T-Mobile is writing the manual on how to #@&k up the internet 

T-Mobile has just announced “Binge On,” a deal that gives customers unlimited access to Netflix, HBO Go, ESPN, Showtime, and video from most other huge media brands (but not YouTube!). It’s just like T-Mobile’s “Music Freedom” promotion, which gives customers unlimited high-speed data, as long as they’re listening to music from Spotify, Google Play Music, or one of T-Mobile’s other partners. It sounds like a sweet deal, and many customers will benefit! But it’s dangerous for the internet. When John Herrman writes that the next internet is TV — and you should believe him — this is part of how we get there.

Source: T-Mobile is writing the manual on how to fuck up the internet | The Verge

Pandora sees stock bump thanks to Sony/ATV deal 

It’s been a rocky few weeks for Pandora since its earnings call delivered news of a slowdown in listener-ship, thanks to Apple Music. But November has been kind to Pandora Media CEO Brian McAndrews. His stock is up 10 percent over the past five days, in part because Pandora has a new long-term deal in place with music publishing company Sony/ATV.

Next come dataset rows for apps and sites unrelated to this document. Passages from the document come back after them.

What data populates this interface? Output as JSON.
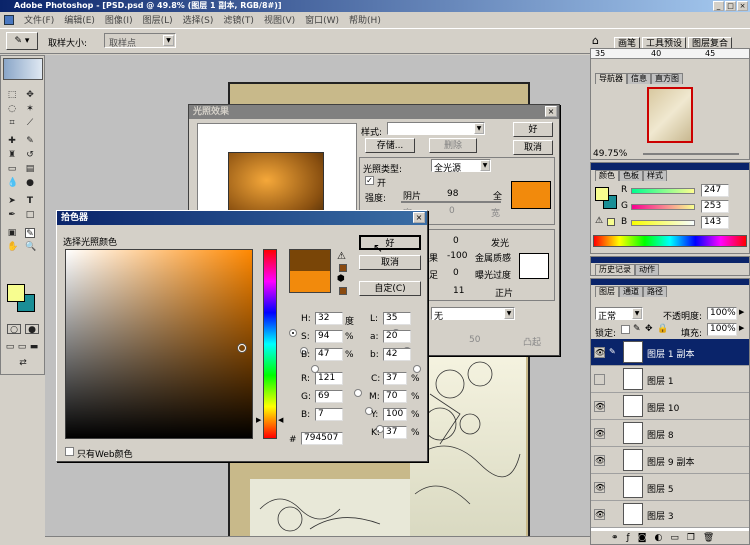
{
  "app": {
    "title": "Adobe Photoshop - [PSD.psd @ 49.8% (图层 1 副本, RGB/8#)]",
    "window_buttons": [
      "_",
      "□",
      "×"
    ]
  },
  "menu": [
    "文件(F)",
    "编辑(E)",
    "图像(I)",
    "图层(L)",
    "选择(S)",
    "滤镜(T)",
    "视图(V)",
    "窗口(W)",
    "帮助(H)"
  ],
  "options_bar": {
    "sample_size_label": "取样大小:",
    "sample_size_value": "取样点",
    "right_tabs": [
      "画笔",
      "工具预设",
      "图层复合"
    ]
  },
  "lighting_dialog": {
    "title": "光照效果",
    "style_label": "样式:",
    "save_btn": "存储...",
    "delete_btn": "删除",
    "ok_btn": "好",
    "cancel_btn": "取消",
    "light_type_label": "光照类型:",
    "light_type_value": "全光源",
    "on_label": "开",
    "intensity_label": "强度:",
    "intensity_left": "阴片",
    "intensity_value": "98",
    "intensity_right": "全",
    "focus_left": "窄",
    "focus_value": "0",
    "focus_right": "宽",
    "props": [
      {
        "left": "",
        "value": "0",
        "right": "发光"
      },
      {
        "left": "果",
        "value": "-100",
        "right": "金属质感"
      },
      {
        "left": "足",
        "value": "0",
        "right": "曝光过度"
      },
      {
        "left": "",
        "value": "11",
        "right": "正片"
      }
    ],
    "texture_value": "无",
    "height_value": "50",
    "height_right": "凸起",
    "light_color": "#f28a0c",
    "ambient_color": "#ffffff"
  },
  "color_picker": {
    "title": "拾色器",
    "heading": "选择光照颜色",
    "ok_btn": "好",
    "cancel_btn": "取消",
    "custom_btn": "自定(C)",
    "new_color": "#794507",
    "old_color": "#f28a0c",
    "hsb": [
      {
        "label": "H:",
        "value": "32",
        "unit": "度",
        "selected": true
      },
      {
        "label": "S:",
        "value": "94",
        "unit": "%",
        "selected": false
      },
      {
        "label": "B:",
        "value": "47",
        "unit": "%",
        "selected": false
      }
    ],
    "rgb": [
      {
        "label": "R:",
        "value": "121"
      },
      {
        "label": "G:",
        "value": "69"
      },
      {
        "label": "B:",
        "value": "7"
      }
    ],
    "lab": [
      {
        "label": "L:",
        "value": "35"
      },
      {
        "label": "a:",
        "value": "20"
      },
      {
        "label": "b:",
        "value": "42"
      }
    ],
    "cmyk": [
      {
        "label": "C:",
        "value": "37",
        "unit": "%"
      },
      {
        "label": "M:",
        "value": "70",
        "unit": "%"
      },
      {
        "label": "Y:",
        "value": "100",
        "unit": "%"
      },
      {
        "label": "K:",
        "value": "37",
        "unit": "%"
      }
    ],
    "hex_label": "#",
    "hex_value": "794507",
    "web_only_label": "只有Web颜色"
  },
  "navigator": {
    "tabs": [
      "导航器",
      "信息",
      "直方图"
    ],
    "ruler_ticks": [
      "35",
      "40",
      "45"
    ],
    "zoom": "49.75%"
  },
  "color_panel": {
    "tabs": [
      "颜色",
      "色板",
      "样式"
    ],
    "channels": [
      {
        "label": "R",
        "value": "247"
      },
      {
        "label": "G",
        "value": "253"
      },
      {
        "label": "B",
        "value": "143"
      }
    ]
  },
  "history_panel": {
    "tabs": [
      "历史记录",
      "动作"
    ]
  },
  "layers_panel": {
    "tabs": [
      "图层",
      "通道",
      "路径"
    ],
    "blend_mode": "正常",
    "opacity_label": "不透明度:",
    "opacity_value": "100%",
    "lock_label": "锁定:",
    "fill_label": "填充:",
    "fill_value": "100%",
    "layers": [
      {
        "name": "图层 1 副本",
        "selected": true
      },
      {
        "name": "图层 1",
        "selected": false
      },
      {
        "name": "图层 10",
        "selected": false
      },
      {
        "name": "图层 8",
        "selected": false
      },
      {
        "name": "图层 9 副本",
        "selected": false
      },
      {
        "name": "图层 5",
        "selected": false
      },
      {
        "name": "图层 3",
        "selected": false
      }
    ]
  },
  "colors": {
    "foreground": "#f7fd8f",
    "background": "#1a8e96",
    "selection": "#0a246a"
  }
}
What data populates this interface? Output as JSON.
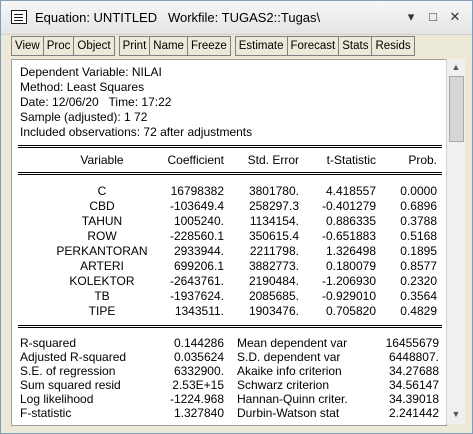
{
  "window": {
    "title": "Equation: UNTITLED   Workfile: TUGAS2::Tugas\\",
    "minimize_glyph": "▾",
    "restore_glyph": "□",
    "close_glyph": "✕"
  },
  "toolbar": {
    "buttons": [
      "View",
      "Proc",
      "Object",
      "Print",
      "Name",
      "Freeze",
      "Estimate",
      "Forecast",
      "Stats",
      "Resids"
    ]
  },
  "output": {
    "header": [
      "Dependent Variable: NILAI",
      "Method: Least Squares",
      "Date: 12/06/20   Time: 17:22",
      "Sample (adjusted): 1 72",
      "Included observations: 72 after adjustments"
    ],
    "columns": [
      "Variable",
      "Coefficient",
      "Std. Error",
      "t-Statistic",
      "Prob."
    ],
    "rows": [
      [
        "C",
        "16798382",
        "3801780.",
        "4.418557",
        "0.0000"
      ],
      [
        "CBD",
        "-103649.4",
        "258297.3",
        "-0.401279",
        "0.6896"
      ],
      [
        "TAHUN",
        "1005240.",
        "1134154.",
        "0.886335",
        "0.3788"
      ],
      [
        "ROW",
        "-228560.1",
        "350615.4",
        "-0.651883",
        "0.5168"
      ],
      [
        "PERKANTORAN",
        "2933944.",
        "2211798.",
        "1.326498",
        "0.1895"
      ],
      [
        "ARTERI",
        "699206.1",
        "3882773.",
        "0.180079",
        "0.8577"
      ],
      [
        "KOLEKTOR",
        "-2643761.",
        "2190484.",
        "-1.206930",
        "0.2320"
      ],
      [
        "TB",
        "-1937624.",
        "2085685.",
        "-0.929010",
        "0.3564"
      ],
      [
        "TIPE",
        "1343511.",
        "1903476.",
        "0.705820",
        "0.4829"
      ]
    ],
    "stats": [
      [
        "R-squared",
        "0.144286",
        "Mean dependent var",
        "16455679"
      ],
      [
        "Adjusted R-squared",
        "0.035624",
        "S.D. dependent var",
        "6448807."
      ],
      [
        "S.E. of regression",
        "6332900.",
        "Akaike info criterion",
        "34.27688"
      ],
      [
        "Sum squared resid",
        "2.53E+15",
        "Schwarz criterion",
        "34.56147"
      ],
      [
        "Log likelihood",
        "-1224.968",
        "Hannan-Quinn criter.",
        "34.39018"
      ],
      [
        "F-statistic",
        "1.327840",
        "Durbin-Watson stat",
        "2.241442"
      ]
    ]
  },
  "scrollbar": {
    "up_glyph": "▲",
    "down_glyph": "▼"
  }
}
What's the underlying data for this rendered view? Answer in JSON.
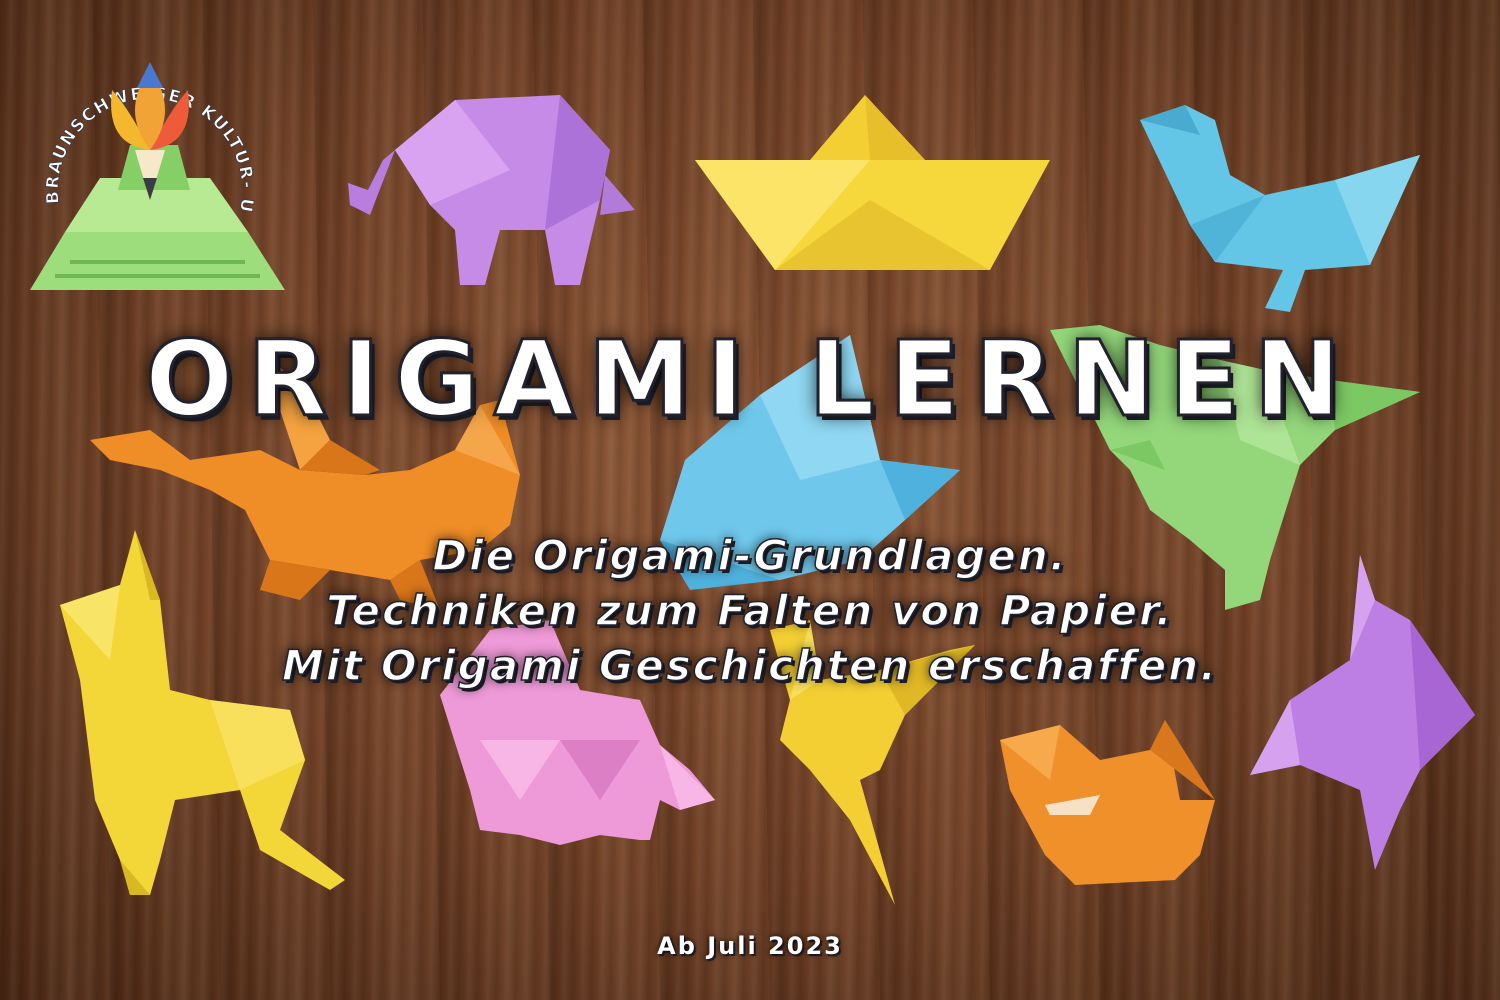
{
  "logo": {
    "text": "BRAUNSCHWEIGER KULTUR- UND BILDUNGSHAUS e.V."
  },
  "title": "ORIGAMI LERNEN",
  "subtitle_lines": [
    "Die Origami-Grundlagen.",
    "Techniken zum Falten von Papier.",
    "Mit Origami Geschichten erschaffen."
  ],
  "date": "Ab Juli 2023",
  "origami": [
    {
      "name": "elephant",
      "color": "#c58be6"
    },
    {
      "name": "paper-boat",
      "color": "#f5d63a"
    },
    {
      "name": "goose",
      "color": "#63c6e6"
    },
    {
      "name": "dragon",
      "color": "#ef8d26"
    },
    {
      "name": "crane",
      "color": "#6fc8ec"
    },
    {
      "name": "dinosaur",
      "color": "#93d77a"
    },
    {
      "name": "llama",
      "color": "#f3d638"
    },
    {
      "name": "pig",
      "color": "#ef9ad8"
    },
    {
      "name": "bird",
      "color": "#f3cf34"
    },
    {
      "name": "cat",
      "color": "#f0902a"
    },
    {
      "name": "fish",
      "color": "#bd7fe3"
    }
  ],
  "colors": {
    "wood": "#6e3f24",
    "text_fill": "#ffffff",
    "text_outline": "#22222e"
  }
}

Source: Pandora sees stock bump thanks to Sony/ATV deal | New York Post

Starz Leads Investment Round in Indie Film Streaming Service Fandor 

Starz LLC led a $7 million investment round in independent film streaming service Fandor, the premium TV network’s first foray into direct-to-consumer streaming in the U.S. Fandor is a subscription streaming service that offers about 7,000 independent films to subscribers, for plans ranging from $7.50 to $10 a month.

Source: Starz Leads Investment Round in Indie Film Streaming Service Fandor – WSJ

Overheard: Cord-Cutting Pain Is Spread Unevenly 

Cord-cutting is officially the U.S. media industry’s fear du jour. But not all companies will fare the same if subscriber declines accelerate. Despite the negative reaction to its earnings report earlier this month, Walt Disney isn’t the most exposed. That honor goes to AMC Networks where earnings per share would fall 16.6% if domestic affiliate fees fell 10%, Bernstein estimates. Disney falls roughly in the middle of the pack: Its earnings would fall 8.7%.

Source: Overheard: Cord-Cutting Pain Is Spread Unevenly – WSJ

First Lawsuits Filed Against the F.C.C.’s ‘Net Neutrality’ Rules – NYTimes

On Monday, two lawsuits were filed against the Federal Communication Commission’s new rules for broadband Internet service, the beginning of what is expected to be a flurry of legal challenges to the new regulations.

The United States Telecom Association, a trade group that represents some of the nation’s largest Internet providers, filed suit in the United States Court of Appeals for the District of Columbia Circuit. On the same day, Alamo Broadband, a small broadband provider based in Texas, sued in federal court in New Orleans.

via First Lawsuits Filed Against the F.C.C.’s ‘Net Neutrality’ Rules – NYTimes.com.

AT&T Said 6 Terabytes of Data Sent From College Football Championship

As Ohio State captured the inaugural playoff championship on the field, fans made records of their own, sending and receiving more than 6 terabytes of data over Wi-Fi and AT&T’s cellular network. Nearly 5 terabytes travelled over the stadium Wi-Fi network with another 1.4 terabytes going over AT&T’s cellular equipment in the stadium.

via AT&T Said 6 Terabytes of Data Sent From College Football Championship | Re/code.

With Dish Deal, CBS Keeps It Basic

When CBS and Dish Network reached a new retransmission deal last weekend after a one-day blackout it looked like a clean win for the network. CBS got a hike in retransmission fees (although by how much we don’t know) and a commitment from Dish to disable the AutoHop ad-skipping DVR feature for CBS programs during the C7 window. Dish, on the other hand, came away without what it seemingly most wanted: the rights to include CBS’s linear channel in its planned online multichannel pay-TV service. Read More »

Who lost SOPA?

Legislation The blame-storming in Hollywood over the failure of SOPA and the Protect-IP Act has begun. MPAA chief Chris Dodd offers a half-hearted mea culpa in the New York Times, acknowledging a “perception problem” for the industry. But he pins most of the blame on “irresponsible” technology players like Wikipedia, Google and Reddit for stirring up the natives with their blackouts and black propaganda.

More darkly, many in the media industry are blaming President Barack Obama for the loss, accusing him of a stab in the back for siding publicly with Silicon Valley after Hollywood had raised millions for his campaigns. One time SOPA and PIPA supporters in Congress who went wobbly in the face of public pressure are also coming in for scorn.

Most of the problems the media companies have had over SOPA and PIPA, however, have been self-inflicted. Read More »